They do not promote entry for socioeconomically deprived college students, and so they do not promote do-gooders. Tiny, tiny shares of Harvard and Yale and Princeton graduates go into public service, whereas at my school [John Jay], relying on the way you outline public service, two-thirds to three-quarters of our graduates go into it.
So I feel the taxpayer has a proper to ask: Are we getting something in return? What we’re getting is an engine of sophistication stratification and calcification, not an engine of sophistication mobility.
Would it not matter if these establishments produced fewer graduates who went on to be funding bankers and extra who tried to create a simply society?
It might for me. Look, Harvard and Yale and Princeton are simply holding a bunch of wealthy youngsters wealthy.
Within the ebook I speak concerning the president of Bates Faculty, Clayton Spencer. I vastly admire her, and he or she made the Middle for Purposeful work a linchpin of her presidency. They really have comparatively terrific numbers, by way of selling youngsters into public-service careers.
I take every thing in its totality. Once I began this, I actually wasn’t a whole zealot. I used to be a gentle skeptic, after which I’d undergo this and I’d be like, “Oh, wow, this sort of socioeconomic information is approach worse than I imagined. Let’s go take a look at profession outcomes. Oh my goodness.”
What doable options do you see?
I might think about plenty of completely different options. I am certain they’d look completely different at each establishment, however I’ve but to see any of those establishments say, “Hey, we’ll double our variety of Pell Grant recipients,” or “We’ll actually sort of depart it the identical, who we’re admitting, however we’ll attempt to quintuple the proportion of graduates who go into instructing.”
Which might be extra simply? To some extent, I do not care. I simply know that the established order is very unjust.
Why do you assume you are talking about this when so many different graduates of those universities aren’t?
A part of the why is my background. It comes from my mother and father.
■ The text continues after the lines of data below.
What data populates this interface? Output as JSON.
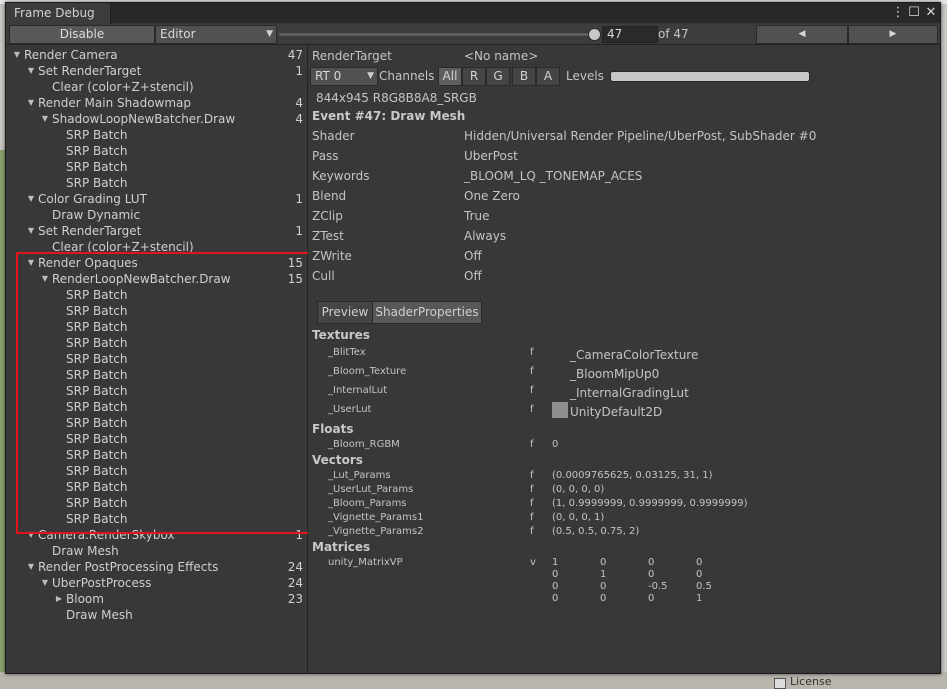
{
  "window": {
    "title": "Frame Debug",
    "icons": {
      "menu": "kebab-menu-icon",
      "maximize": "maximize-icon",
      "close": "close-icon"
    }
  },
  "toolbar": {
    "disable_label": "Disable",
    "target_dropdown": "Editor",
    "frame_value": "47",
    "frame_total": "of 47",
    "frame_slider_fraction": 1.0,
    "prev_icon": "triangle-left-icon",
    "next_icon": "triangle-right-icon"
  },
  "tree": [
    {
      "label": "Render Camera",
      "count": "47",
      "depth": 0,
      "arrow": "expanded"
    },
    {
      "label": "Set RenderTarget",
      "count": "1",
      "depth": 1,
      "arrow": "expanded"
    },
    {
      "label": "Clear (color+Z+stencil)",
      "count": "",
      "depth": 2,
      "arrow": "none"
    },
    {
      "label": "Render Main Shadowmap",
      "count": "4",
      "depth": 1,
      "arrow": "expanded"
    },
    {
      "label": "ShadowLoopNewBatcher.Draw",
      "count": "4",
      "depth": 2,
      "arrow": "expanded"
    },
    {
      "label": "SRP Batch",
      "count": "",
      "depth": 3,
      "arrow": "none"
    },
    {
      "label": "SRP Batch",
      "count": "",
      "depth": 3,
      "arrow": "none"
    },
    {
      "label": "SRP Batch",
      "count": "",
      "depth": 3,
      "arrow": "none"
    },
    {
      "label": "SRP Batch",
      "count": "",
      "depth": 3,
      "arrow": "none"
    },
    {
      "label": "Color Grading LUT",
      "count": "1",
      "depth": 1,
      "arrow": "expanded"
    },
    {
      "label": "Draw Dynamic",
      "count": "",
      "depth": 2,
      "arrow": "none"
    },
    {
      "label": "Set RenderTarget",
      "count": "1",
      "depth": 1,
      "arrow": "expanded"
    },
    {
      "label": "Clear (color+Z+stencil)",
      "count": "",
      "depth": 2,
      "arrow": "none"
    },
    {
      "label": "Render Opaques",
      "count": "15",
      "depth": 1,
      "arrow": "expanded"
    },
    {
      "label": "RenderLoopNewBatcher.Draw",
      "count": "15",
      "depth": 2,
      "arrow": "expanded"
    },
    {
      "label": "SRP Batch",
      "count": "",
      "depth": 3,
      "arrow": "none"
    },
    {
      "label": "SRP Batch",
      "count": "",
      "depth": 3,
      "arrow": "none"
    },
    {
      "label": "SRP Batch",
      "count": "",
      "depth": 3,
      "arrow": "none"
    },
    {
      "label": "SRP Batch",
      "count": "",
      "depth": 3,
      "arrow": "none"
    },
    {
      "label": "SRP Batch",
      "count": "",
      "depth": 3,
      "arrow": "none"
    },
    {
      "label": "SRP Batch",
      "count": "",
      "depth": 3,
      "arrow": "none"
    },
    {
      "label": "SRP Batch",
      "count": "",
      "depth": 3,
      "arrow": "none"
    },
    {
      "label": "SRP Batch",
      "count": "",
      "depth": 3,
      "arrow": "none"
    },
    {
      "label": "SRP Batch",
      "count": "",
      "depth": 3,
      "arrow": "none"
    },
    {
      "label": "SRP Batch",
      "count": "",
      "depth": 3,
      "arrow": "none"
    },
    {
      "label": "SRP Batch",
      "count": "",
      "depth": 3,
      "arrow": "none"
    },
    {
      "label": "SRP Batch",
      "count": "",
      "depth": 3,
      "arrow": "none"
    },
    {
      "label": "SRP Batch",
      "count": "",
      "depth": 3,
      "arrow": "none"
    },
    {
      "label": "SRP Batch",
      "count": "",
      "depth": 3,
      "arrow": "none"
    },
    {
      "label": "SRP Batch",
      "count": "",
      "depth": 3,
      "arrow": "none"
    },
    {
      "label": "Camera.RenderSkybox",
      "count": "1",
      "depth": 1,
      "arrow": "expanded"
    },
    {
      "label": "Draw Mesh",
      "count": "",
      "depth": 2,
      "arrow": "none"
    },
    {
      "label": "Render PostProcessing Effects",
      "count": "24",
      "depth": 1,
      "arrow": "expanded"
    },
    {
      "label": "UberPostProcess",
      "count": "24",
      "depth": 2,
      "arrow": "expanded"
    },
    {
      "label": "Bloom",
      "count": "23",
      "depth": 3,
      "arrow": "collapsed"
    },
    {
      "label": "Draw Mesh",
      "count": "",
      "depth": 3,
      "arrow": "none"
    }
  ],
  "render_target": {
    "label": "RenderTarget",
    "value": "<No name>",
    "rt_dropdown": "RT 0",
    "channels_label": "Channels",
    "channels": [
      "All",
      "R",
      "G",
      "B",
      "A"
    ],
    "active_channel": "All",
    "levels_label": "Levels",
    "format": "844x945 R8G8B8A8_SRGB"
  },
  "event": {
    "title": "Event #47: Draw Mesh",
    "props": [
      {
        "label": "Shader",
        "value": "Hidden/Universal Render Pipeline/UberPost, SubShader #0"
      },
      {
        "label": "Pass",
        "value": "UberPost"
      },
      {
        "label": "Keywords",
        "value": "_BLOOM_LQ _TONEMAP_ACES"
      },
      {
        "label": "Blend",
        "value": "One Zero"
      },
      {
        "label": "ZClip",
        "value": "True"
      },
      {
        "label": "ZTest",
        "value": "Always"
      },
      {
        "label": "ZWrite",
        "value": "Off"
      },
      {
        "label": "Cull",
        "value": "Off"
      }
    ]
  },
  "tabs": [
    "Preview",
    "ShaderProperties"
  ],
  "active_tab": "ShaderProperties",
  "shader_props": {
    "textures_header": "Textures",
    "textures": [
      {
        "name": "_BlitTex",
        "type": "f",
        "value": "_CameraColorTexture",
        "swatch": false
      },
      {
        "name": "_Bloom_Texture",
        "type": "f",
        "value": "_BloomMipUp0",
        "swatch": false
      },
      {
        "name": "_InternalLut",
        "type": "f",
        "value": "_InternalGradingLut",
        "swatch": false
      },
      {
        "name": "_UserLut",
        "type": "f",
        "value": "UnityDefault2D",
        "swatch": true
      }
    ],
    "floats_header": "Floats",
    "floats": [
      {
        "name": "_Bloom_RGBM",
        "type": "f",
        "value": "0"
      }
    ],
    "vectors_header": "Vectors",
    "vectors": [
      {
        "name": "_Lut_Params",
        "type": "f",
        "value": "(0.0009765625, 0.03125, 31, 1)"
      },
      {
        "name": "_UserLut_Params",
        "type": "f",
        "value": "(0, 0, 0, 0)"
      },
      {
        "name": "_Bloom_Params",
        "type": "f",
        "value": "(1, 0.9999999, 0.9999999, 0.9999999)"
      },
      {
        "name": "_Vignette_Params1",
        "type": "f",
        "value": "(0, 0, 0, 1)"
      },
      {
        "name": "_Vignette_Params2",
        "type": "f",
        "value": "(0.5, 0.5, 0.75, 2)"
      }
    ],
    "matrices_header": "Matrices",
    "matrices": [
      {
        "name": "unity_MatrixVP",
        "type": "v",
        "rows": [
          [
            "1",
            "0",
            "0",
            "0"
          ],
          [
            "0",
            "1",
            "0",
            "0"
          ],
          [
            "0",
            "0",
            "-0.5",
            "0.5"
          ],
          [
            "0",
            "0",
            "0",
            "1"
          ]
        ]
      }
    ]
  },
  "background": {
    "license_label": "License"
  },
  "colors": {
    "highlight": "#e0161c",
    "panel": "#383838",
    "toolbar": "#3c3c3c"
  }
}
I do not like misrepresentation.
And I’m all the time cautious to say this: If Harvard and Stanford stated, “We’re not revenue maximizers precisely, however we’re standing aggrandizers, and we’re in competitors with each other to be the primary to get to a trillion-dollar endowment — which they will do someday within the early twenty second century — I would not admire them, however I would no less than say they had been sincere.
After all, that is not what they are saying. They symbolize that they’re appearing within the public curiosity and that they’re promoters of alternative. There are a lot of facets of it which are damaging, however you already know, they do not admit that they let within the richest of the wealthy, which is what they do. They are saying they let in the perfect and the brightest.
Meritocracy is a double-edged sword. If these schools say the scholars they admit are probably the most deserving and hardest working, then by implication they are saying that each different school pupil who does not go to considered one of these colleges is much less deserving and fewer hardworking.
And there is an emotional core to my ebook, which I hope anyone who reads it connects to: the tales of my college students that I inform. The narrative that wealthy White individuals at elite schools inform concerning the poor is that they are lazy and silly. If my quarter century at CUNY has taught me something, it is that the alternative is true.
It seems that you assume one of many causes this issues is that these Ivy-plus universities set the tone for the best way we discuss a a lot wider swath of points and social assumptions.
Appropriate. Who goes to varsity is basically about who will get to be a part of the elite. And there are definitely different financial pathways to wealth in America, however there isn’t a such different clear-cut pathway to entry to the mental elite.